Amit Patel, who lost his sight three years ago, says he is constantly barged and pushed out of the way as he navigates the trains and buses.
The 37-year-old says other travellers step over guide dog Kika and even hit her with umbrellas to get her to move out of the way on escalators.
A former A&E doctor, Mr Patel is ignored by train station staff and has even been told to apologise for getting in the way.
The father-of-one decided to attach a GoPro camera to Kika’s back to record his ordeal, which his wife Seema reviews at the end of the day.
Mr Patel said: “It all started when people barged me out of the way, they hit [Kika] with umbrellas, bags – I get shoulder-charged every day and when my wife looks back at the footage she can see they have done it deliberately.
“They have loads of space to get past but they seem to think it is fun to barge into a blind person.
“The worst part is the tutting and negative comments behind me. People are so rude and arrogant and assume they can do whatever they want.”
He added: “Sometimes I wonder who is the blind person when there are people glued to their mobile phones.”
Mr Patel travels nearly every day on the train network, often using Southeastern trains to go to London Bridge, then the Northern and Jubilee tube lines for onward journeys.
But he says he has been ignored by train staff when he is in unfamiliar surroundings.
He added: “I started to record it to show what I go through every day. Sometimes the only way I get a seat is to scratch Kika behind the ears so she shakes a little – no one likes a wet dog.
“There are taxi drivers who will see you and won’t stop, sometimes train staff will say they didn’t see me when they clearly did.
“Losing my sight is very lonely, if I’m travelling by public transport I’m sometimes like a scared little boy sat in the corner.”

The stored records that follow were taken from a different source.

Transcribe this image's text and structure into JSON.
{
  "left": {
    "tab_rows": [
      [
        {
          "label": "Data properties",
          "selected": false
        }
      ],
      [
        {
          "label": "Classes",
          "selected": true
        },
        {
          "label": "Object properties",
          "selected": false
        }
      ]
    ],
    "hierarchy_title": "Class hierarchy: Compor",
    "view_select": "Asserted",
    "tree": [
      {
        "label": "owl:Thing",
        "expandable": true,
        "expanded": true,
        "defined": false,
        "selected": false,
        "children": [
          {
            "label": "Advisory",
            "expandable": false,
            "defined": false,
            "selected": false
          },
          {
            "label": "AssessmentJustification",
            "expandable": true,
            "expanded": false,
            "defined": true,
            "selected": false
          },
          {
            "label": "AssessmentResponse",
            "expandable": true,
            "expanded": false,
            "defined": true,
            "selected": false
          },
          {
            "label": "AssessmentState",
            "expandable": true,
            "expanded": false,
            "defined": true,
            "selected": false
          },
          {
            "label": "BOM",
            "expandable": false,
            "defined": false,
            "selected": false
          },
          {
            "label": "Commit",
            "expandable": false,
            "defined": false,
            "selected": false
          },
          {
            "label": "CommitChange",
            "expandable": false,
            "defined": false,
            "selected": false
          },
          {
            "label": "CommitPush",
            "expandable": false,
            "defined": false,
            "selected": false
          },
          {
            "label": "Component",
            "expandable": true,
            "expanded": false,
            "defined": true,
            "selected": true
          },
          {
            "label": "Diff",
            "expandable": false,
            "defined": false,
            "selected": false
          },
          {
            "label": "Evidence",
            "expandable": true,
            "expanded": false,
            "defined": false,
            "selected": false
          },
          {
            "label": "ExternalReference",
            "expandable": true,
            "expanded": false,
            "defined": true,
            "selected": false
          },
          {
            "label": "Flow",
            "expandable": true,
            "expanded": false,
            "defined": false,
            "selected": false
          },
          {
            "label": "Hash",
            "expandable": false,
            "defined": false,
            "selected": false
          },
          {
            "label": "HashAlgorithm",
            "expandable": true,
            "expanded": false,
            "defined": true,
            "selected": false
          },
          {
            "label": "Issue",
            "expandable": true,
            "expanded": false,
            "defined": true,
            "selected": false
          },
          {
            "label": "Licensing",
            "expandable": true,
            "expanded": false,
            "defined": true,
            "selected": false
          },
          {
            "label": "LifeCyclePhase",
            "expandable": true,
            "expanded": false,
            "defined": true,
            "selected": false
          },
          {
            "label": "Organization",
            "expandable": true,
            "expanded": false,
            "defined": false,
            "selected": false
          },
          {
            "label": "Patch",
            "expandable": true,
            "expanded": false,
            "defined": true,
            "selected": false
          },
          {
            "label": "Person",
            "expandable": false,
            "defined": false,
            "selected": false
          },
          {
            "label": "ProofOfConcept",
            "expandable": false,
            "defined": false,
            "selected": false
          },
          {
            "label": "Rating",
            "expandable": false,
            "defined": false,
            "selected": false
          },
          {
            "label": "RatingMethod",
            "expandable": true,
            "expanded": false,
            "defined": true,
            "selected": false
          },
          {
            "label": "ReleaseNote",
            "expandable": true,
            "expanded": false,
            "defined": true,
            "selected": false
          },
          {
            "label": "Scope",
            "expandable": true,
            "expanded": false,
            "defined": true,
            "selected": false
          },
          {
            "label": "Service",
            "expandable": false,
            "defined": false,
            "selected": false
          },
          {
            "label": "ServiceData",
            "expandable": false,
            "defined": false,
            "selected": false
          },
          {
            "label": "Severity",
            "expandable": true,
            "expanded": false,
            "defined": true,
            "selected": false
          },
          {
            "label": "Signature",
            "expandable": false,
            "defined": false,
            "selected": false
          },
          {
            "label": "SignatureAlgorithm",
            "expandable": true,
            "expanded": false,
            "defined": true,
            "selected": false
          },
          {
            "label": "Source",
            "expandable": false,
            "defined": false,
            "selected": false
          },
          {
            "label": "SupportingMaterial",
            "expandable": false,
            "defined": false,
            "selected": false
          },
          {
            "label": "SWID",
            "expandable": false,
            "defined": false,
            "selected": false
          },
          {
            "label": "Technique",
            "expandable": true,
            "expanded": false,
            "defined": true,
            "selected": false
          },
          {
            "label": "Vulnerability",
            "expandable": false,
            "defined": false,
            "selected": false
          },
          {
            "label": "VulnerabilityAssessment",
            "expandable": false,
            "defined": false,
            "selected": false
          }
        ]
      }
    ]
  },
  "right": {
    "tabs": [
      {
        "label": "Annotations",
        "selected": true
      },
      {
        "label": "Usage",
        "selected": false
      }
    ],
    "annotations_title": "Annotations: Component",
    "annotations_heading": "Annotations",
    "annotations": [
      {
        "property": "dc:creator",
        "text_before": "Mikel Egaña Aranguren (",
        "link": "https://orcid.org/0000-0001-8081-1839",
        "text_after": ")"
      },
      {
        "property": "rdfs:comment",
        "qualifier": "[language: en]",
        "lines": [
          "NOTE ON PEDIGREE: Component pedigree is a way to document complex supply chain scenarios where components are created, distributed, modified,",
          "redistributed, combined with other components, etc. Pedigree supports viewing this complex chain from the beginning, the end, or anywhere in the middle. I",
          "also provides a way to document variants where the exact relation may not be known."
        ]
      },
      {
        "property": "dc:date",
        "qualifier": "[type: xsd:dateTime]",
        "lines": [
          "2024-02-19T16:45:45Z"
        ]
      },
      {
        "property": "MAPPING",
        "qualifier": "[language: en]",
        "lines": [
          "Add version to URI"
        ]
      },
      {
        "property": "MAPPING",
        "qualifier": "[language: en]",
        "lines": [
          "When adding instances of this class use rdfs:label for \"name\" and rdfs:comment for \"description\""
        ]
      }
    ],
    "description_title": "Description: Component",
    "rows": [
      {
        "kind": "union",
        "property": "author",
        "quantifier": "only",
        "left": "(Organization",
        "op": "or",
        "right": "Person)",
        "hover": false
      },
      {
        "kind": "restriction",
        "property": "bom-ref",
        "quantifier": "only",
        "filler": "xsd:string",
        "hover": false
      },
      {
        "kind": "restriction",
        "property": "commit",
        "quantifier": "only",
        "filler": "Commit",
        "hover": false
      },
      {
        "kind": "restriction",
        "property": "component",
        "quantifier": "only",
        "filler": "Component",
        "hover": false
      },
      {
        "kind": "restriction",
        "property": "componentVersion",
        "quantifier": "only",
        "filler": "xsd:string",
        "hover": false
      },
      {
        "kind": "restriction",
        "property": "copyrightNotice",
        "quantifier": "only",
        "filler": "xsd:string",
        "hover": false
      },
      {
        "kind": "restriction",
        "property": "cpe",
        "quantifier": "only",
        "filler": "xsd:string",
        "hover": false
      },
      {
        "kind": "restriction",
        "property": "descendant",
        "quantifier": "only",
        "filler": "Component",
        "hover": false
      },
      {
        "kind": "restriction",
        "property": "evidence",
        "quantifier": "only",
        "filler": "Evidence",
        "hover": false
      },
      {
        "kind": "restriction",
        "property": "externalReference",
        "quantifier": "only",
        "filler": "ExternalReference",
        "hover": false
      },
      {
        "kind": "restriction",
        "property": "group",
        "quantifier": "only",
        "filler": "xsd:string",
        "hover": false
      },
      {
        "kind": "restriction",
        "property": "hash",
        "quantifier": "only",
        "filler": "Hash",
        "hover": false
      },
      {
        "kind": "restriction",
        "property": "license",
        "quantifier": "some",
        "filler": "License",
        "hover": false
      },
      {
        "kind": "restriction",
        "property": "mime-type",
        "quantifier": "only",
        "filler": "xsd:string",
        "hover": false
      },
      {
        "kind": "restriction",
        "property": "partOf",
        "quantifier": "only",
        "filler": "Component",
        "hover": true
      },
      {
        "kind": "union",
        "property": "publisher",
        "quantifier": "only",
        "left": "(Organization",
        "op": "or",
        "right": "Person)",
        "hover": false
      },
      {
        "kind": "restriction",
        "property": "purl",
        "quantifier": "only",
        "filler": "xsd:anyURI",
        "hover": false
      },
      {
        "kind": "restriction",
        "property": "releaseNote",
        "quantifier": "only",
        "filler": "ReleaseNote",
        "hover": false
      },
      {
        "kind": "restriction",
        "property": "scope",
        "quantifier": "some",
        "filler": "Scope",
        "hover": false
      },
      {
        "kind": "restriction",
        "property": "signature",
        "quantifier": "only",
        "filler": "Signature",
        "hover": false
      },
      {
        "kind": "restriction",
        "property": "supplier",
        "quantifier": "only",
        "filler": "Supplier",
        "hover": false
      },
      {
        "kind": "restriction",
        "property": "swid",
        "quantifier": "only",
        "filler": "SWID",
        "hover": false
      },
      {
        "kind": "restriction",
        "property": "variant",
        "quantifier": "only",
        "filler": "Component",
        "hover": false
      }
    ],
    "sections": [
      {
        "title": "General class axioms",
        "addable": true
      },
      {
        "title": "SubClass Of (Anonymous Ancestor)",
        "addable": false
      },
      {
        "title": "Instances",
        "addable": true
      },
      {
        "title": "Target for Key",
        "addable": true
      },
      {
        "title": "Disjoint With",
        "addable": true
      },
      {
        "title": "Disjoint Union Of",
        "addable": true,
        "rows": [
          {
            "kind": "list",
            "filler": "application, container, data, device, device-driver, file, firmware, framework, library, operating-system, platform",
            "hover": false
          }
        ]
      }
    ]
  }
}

Mr Patel lost his sight three years ago after undergoing six cornea transplants in Britain and two in the US to correct a simple condition called keratoconus, when he was in his early 20s.
He discovered he suffered from the condition, which changes the shape of the cornea, during his final year of medical school.
After seeming to correct his blurry vision for around nine months, each transplant began to be rejected by his body.
The former University College Hospital doctor said: “I’ve lost the sight completely in my right eye and my left has nearly gone, it has floaters all around it – it’s like a lava lamp.
“It causes me so much pain, it feels like someone is rubbing chilli in my eyes.
“People assume that if you lose your sight that’s it, there’s no pain, but it’s excruciating.”
Mr Patel now volunteers for the Royal National Institute for the Blind, Action for Blind People and Guide Dogs for the Blind to help coach new guide dog users.